(Goal of the exercise) The whole listing should be written out again exactly.

(Input records)
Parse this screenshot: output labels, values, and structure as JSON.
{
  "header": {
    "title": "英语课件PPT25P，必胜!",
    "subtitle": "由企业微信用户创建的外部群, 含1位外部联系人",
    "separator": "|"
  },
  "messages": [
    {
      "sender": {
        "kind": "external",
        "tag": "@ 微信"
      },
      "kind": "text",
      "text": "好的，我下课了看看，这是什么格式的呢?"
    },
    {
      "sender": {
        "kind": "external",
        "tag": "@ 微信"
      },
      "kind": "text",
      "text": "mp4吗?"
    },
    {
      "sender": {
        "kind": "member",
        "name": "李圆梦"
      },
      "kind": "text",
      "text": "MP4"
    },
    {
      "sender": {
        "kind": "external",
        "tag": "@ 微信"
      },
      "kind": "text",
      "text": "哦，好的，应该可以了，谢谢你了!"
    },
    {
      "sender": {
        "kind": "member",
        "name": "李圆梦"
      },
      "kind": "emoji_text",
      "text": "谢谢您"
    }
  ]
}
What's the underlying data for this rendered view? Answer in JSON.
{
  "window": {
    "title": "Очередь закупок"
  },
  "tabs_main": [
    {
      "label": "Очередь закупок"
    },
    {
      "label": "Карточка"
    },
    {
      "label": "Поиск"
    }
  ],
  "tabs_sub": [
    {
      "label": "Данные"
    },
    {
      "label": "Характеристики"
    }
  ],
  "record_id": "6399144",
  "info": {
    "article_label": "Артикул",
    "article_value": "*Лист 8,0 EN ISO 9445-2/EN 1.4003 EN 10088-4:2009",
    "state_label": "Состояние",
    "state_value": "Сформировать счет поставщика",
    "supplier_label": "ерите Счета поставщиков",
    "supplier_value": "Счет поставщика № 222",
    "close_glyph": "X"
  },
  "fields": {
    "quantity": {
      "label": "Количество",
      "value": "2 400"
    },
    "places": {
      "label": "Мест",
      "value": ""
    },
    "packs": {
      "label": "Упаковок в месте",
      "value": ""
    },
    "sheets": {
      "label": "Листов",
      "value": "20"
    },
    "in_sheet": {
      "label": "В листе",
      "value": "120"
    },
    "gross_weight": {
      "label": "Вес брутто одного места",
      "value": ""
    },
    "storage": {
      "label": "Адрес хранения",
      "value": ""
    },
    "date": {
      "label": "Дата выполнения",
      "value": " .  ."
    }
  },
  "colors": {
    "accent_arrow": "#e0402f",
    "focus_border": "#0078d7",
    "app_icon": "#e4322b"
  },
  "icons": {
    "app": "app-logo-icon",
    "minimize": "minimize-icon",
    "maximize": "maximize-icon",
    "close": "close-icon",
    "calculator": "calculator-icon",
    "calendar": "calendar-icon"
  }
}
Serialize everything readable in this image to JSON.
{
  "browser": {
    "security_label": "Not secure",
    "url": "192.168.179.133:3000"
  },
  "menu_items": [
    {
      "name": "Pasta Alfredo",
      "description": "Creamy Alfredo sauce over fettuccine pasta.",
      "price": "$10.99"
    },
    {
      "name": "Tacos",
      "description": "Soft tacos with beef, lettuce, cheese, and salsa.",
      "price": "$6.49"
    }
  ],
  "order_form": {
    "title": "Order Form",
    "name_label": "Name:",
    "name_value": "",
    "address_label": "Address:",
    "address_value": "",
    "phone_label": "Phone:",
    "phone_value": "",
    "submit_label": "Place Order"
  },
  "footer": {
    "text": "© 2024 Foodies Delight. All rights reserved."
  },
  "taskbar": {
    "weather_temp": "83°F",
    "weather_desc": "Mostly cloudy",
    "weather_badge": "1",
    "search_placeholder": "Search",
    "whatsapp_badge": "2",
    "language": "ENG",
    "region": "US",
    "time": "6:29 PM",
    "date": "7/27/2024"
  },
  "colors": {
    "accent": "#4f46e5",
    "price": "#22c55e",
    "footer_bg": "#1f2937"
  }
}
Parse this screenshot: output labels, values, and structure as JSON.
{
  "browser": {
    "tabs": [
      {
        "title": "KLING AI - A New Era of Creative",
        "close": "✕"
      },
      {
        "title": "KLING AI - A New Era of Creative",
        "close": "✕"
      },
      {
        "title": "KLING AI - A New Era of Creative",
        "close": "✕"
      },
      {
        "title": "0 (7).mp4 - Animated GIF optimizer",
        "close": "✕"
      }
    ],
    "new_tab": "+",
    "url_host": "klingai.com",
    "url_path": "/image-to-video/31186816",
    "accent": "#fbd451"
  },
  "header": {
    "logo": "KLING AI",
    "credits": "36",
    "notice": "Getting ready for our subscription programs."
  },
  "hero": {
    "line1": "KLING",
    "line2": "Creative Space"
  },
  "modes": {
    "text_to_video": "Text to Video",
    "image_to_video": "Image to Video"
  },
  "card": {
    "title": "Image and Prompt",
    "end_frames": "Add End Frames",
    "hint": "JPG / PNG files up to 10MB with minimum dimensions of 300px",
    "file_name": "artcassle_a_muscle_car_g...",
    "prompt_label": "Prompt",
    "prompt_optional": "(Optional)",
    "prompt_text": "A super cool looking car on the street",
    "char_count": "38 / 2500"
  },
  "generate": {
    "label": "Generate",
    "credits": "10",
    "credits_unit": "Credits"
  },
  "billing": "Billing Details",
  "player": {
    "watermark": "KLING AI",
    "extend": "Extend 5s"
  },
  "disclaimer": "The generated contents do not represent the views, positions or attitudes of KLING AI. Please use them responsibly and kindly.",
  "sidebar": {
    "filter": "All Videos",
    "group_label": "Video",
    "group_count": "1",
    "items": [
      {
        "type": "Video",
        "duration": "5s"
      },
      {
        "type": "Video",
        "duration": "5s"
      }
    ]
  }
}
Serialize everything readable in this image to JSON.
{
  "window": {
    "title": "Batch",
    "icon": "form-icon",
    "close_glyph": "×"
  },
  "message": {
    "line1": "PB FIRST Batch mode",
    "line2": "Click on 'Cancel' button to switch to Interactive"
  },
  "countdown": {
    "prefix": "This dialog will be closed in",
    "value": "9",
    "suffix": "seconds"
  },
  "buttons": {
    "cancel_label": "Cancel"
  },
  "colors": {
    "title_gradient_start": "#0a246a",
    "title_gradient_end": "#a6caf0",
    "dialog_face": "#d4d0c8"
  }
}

(The answer)
Parse this screenshot: output labels, values, and structure as JSON.
{
  "header": {
    "title": "英语课件PPT25P，必胜!",
    "subtitle": "由企业微信用户创建的外部群, 含1位外部联系人",
    "separator": "|"
  },
  "messages": [
    {
      "sender": {
        "kind": "external",
        "tag": "@ 微信"
      },
      "kind": "text",
      "text": "好的，我下课了看看，这是什么格式的呢?"
    },
    {
      "sender": {
        "kind": "external",
        "tag": "@ 微信"
      },
      "kind": "text",
      "text": "mp4吗?"
    },
    {
      "sender": {
        "kind": "member",
        "name": "李圆梦"
      },
      "kind": "text",
      "text": "MP4"
    },
    {
      "sender": {
        "kind": "external",
        "tag": "@ 微信"
      },
      "kind": "text",
      "text": "哦，好的，应该可以了，谢谢你了!"
    },
    {
      "sender": {
        "kind": "member",
        "name": "李圆梦"
      },
      "kind": "emoji_text",
      "text": "谢谢您"
    }
  ]
}
What's the underlying data for this rendered view? Answer in JSON.
{
  "window": {
    "title": "Очередь закупок"
  },
  "tabs_main": [
    {
      "label": "Очередь закупок"
    },
    {
      "label": "Карточка"
    },
    {
      "label": "Поиск"
    }
  ],
  "tabs_sub": [
    {
      "label": "Данные"
    },
    {
      "label": "Характеристики"
    }
  ],
  "record_id": "6399144",
  "info": {
    "article_label": "Артикул",
    "article_value": "*Лист 8,0 EN ISO 9445-2/EN 1.4003 EN 10088-4:2009",
    "state_label": "Состояние",
    "state_value": "Сформировать счет поставщика",
    "supplier_label": "ерите Счета поставщиков",
    "supplier_value": "Счет поставщика № 222",
    "close_glyph": "X"
  },
  "fields": {
    "quantity": {
      "label": "Количество",
      "value": "2 400"
    },
    "places": {
      "label": "Мест",
      "value": ""
    },
    "packs": {
      "label": "Упаковок в месте",
      "value": ""
    },
    "sheets": {
      "label": "Листов",
      "value": "20"
    },
    "in_sheet": {
      "label": "В листе",
      "value": "120"
    },
    "gross_weight": {
      "label": "Вес брутто одного места",
      "value": ""
    },
    "storage": {
      "label": "Адрес хранения",
      "value": ""
    },
    "date": {
      "label": "Дата выполнения",
      "value": " .  ."
    }
  },
  "colors": {
    "accent_arrow": "#e0402f",
    "focus_border": "#0078d7",
    "app_icon": "#e4322b"
  },
  "icons": {
    "app": "app-logo-icon",
    "minimize": "minimize-icon",
    "maximize": "maximize-icon",
    "close": "close-icon",
    "calculator": "calculator-icon",
    "calendar": "calendar-icon"
  }
}
Serialize everything readable in this image to JSON.
{
  "browser": {
    "security_label": "Not secure",
    "url": "192.168.179.133:3000"
  },
  "menu_items": [
    {
      "name": "Pasta Alfredo",
      "description": "Creamy Alfredo sauce over fettuccine pasta.",
      "price": "$10.99"
    },
    {
      "name": "Tacos",
      "description": "Soft tacos with beef, lettuce, cheese, and salsa.",
      "price": "$6.49"
    }
  ],
  "order_form": {
    "title": "Order Form",
    "name_label": "Name:",
    "name_value": "",
    "address_label": "Address:",
    "address_value": "",
    "phone_label": "Phone:",
    "phone_value": "",
    "submit_label": "Place Order"
  },
  "footer": {
    "text": "© 2024 Foodies Delight. All rights reserved."
  },
  "taskbar": {
    "weather_temp": "83°F",
    "weather_desc": "Mostly cloudy",
    "weather_badge": "1",
    "search_placeholder": "Search",
    "whatsapp_badge": "2",
    "language": "ENG",
    "region": "US",
    "time": "6:29 PM",
    "date": "7/27/2024"
  },
  "colors": {
    "accent": "#4f46e5",
    "price": "#22c55e",
    "footer_bg": "#1f2937"
  }
}
Parse this screenshot: output labels, values, and structure as JSON.
{
  "browser": {
    "tabs": [
      {
        "title": "KLING AI - A New Era of Creative",
        "close": "✕"
      },
      {
        "title": "KLING AI - A New Era of Creative",
        "close": "✕"
      },
      {
        "title": "KLING AI - A New Era of Creative",
        "close": "✕"
      },
      {
        "title": "0 (7).mp4 - Animated GIF optimizer",
        "close": "✕"
      }
    ],
    "new_tab": "+",
    "url_host": "klingai.com",
    "url_path": "/image-to-video/31186816",
    "accent": "#fbd451"
  },
  "header": {
    "logo": "KLING AI",
    "credits": "36",
    "notice": "Getting ready for our subscription programs."
  },
  "hero": {
    "line1": "KLING",
    "line2": "Creative Space"
  },
  "modes": {
    "text_to_video": "Text to Video",
    "image_to_video": "Image to Video"
  },
  "card": {
    "title": "Image and Prompt",
    "end_frames": "Add End Frames",
    "hint": "JPG / PNG files up to 10MB with minimum dimensions of 300px",
    "file_name": "artcassle_a_muscle_car_g...",
    "prompt_label": "Prompt",
    "prompt_optional": "(Optional)",
    "prompt_text": "A super cool looking car on the street",
    "char_count": "38 / 2500"
  },
  "generate": {
    "label": "Generate",
    "credits": "10",
    "credits_unit": "Credits"
  },
  "billing": "Billing Details",
  "player": {
    "watermark": "KLING AI",
    "extend": "Extend 5s"
  },
  "disclaimer": "The generated contents do not represent the views, positions or attitudes of KLING AI. Please use them responsibly and kindly.",
  "sidebar": {
    "filter": "All Videos",
    "group_label": "Video",
    "group_count": "1",
    "items": [
      {
        "type": "Video",
        "duration": "5s"
      },
      {
        "type": "Video",
        "duration": "5s"
      }
    ]
  }
}
Serialize everything readable in this image to JSON.
{
  "window": {
    "title": "Batch",
    "icon": "form-icon",
    "close_glyph": "×"
  },
  "message": {
    "line1": "PB FIRST Batch mode",
    "line2": "Click on 'Cancel' button to switch to Interactive"
  },
  "countdown": {
    "prefix": "This dialog will be closed in",
    "value": "9",
    "suffix": "seconds"
  },
  "buttons": {
    "cancel_label": "Cancel"
  },
  "colors": {
    "title_gradient_start": "#0a246a",
    "title_gradient_end": "#a6caf0",
    "dialog_face": "#d4d0c8"
  }
}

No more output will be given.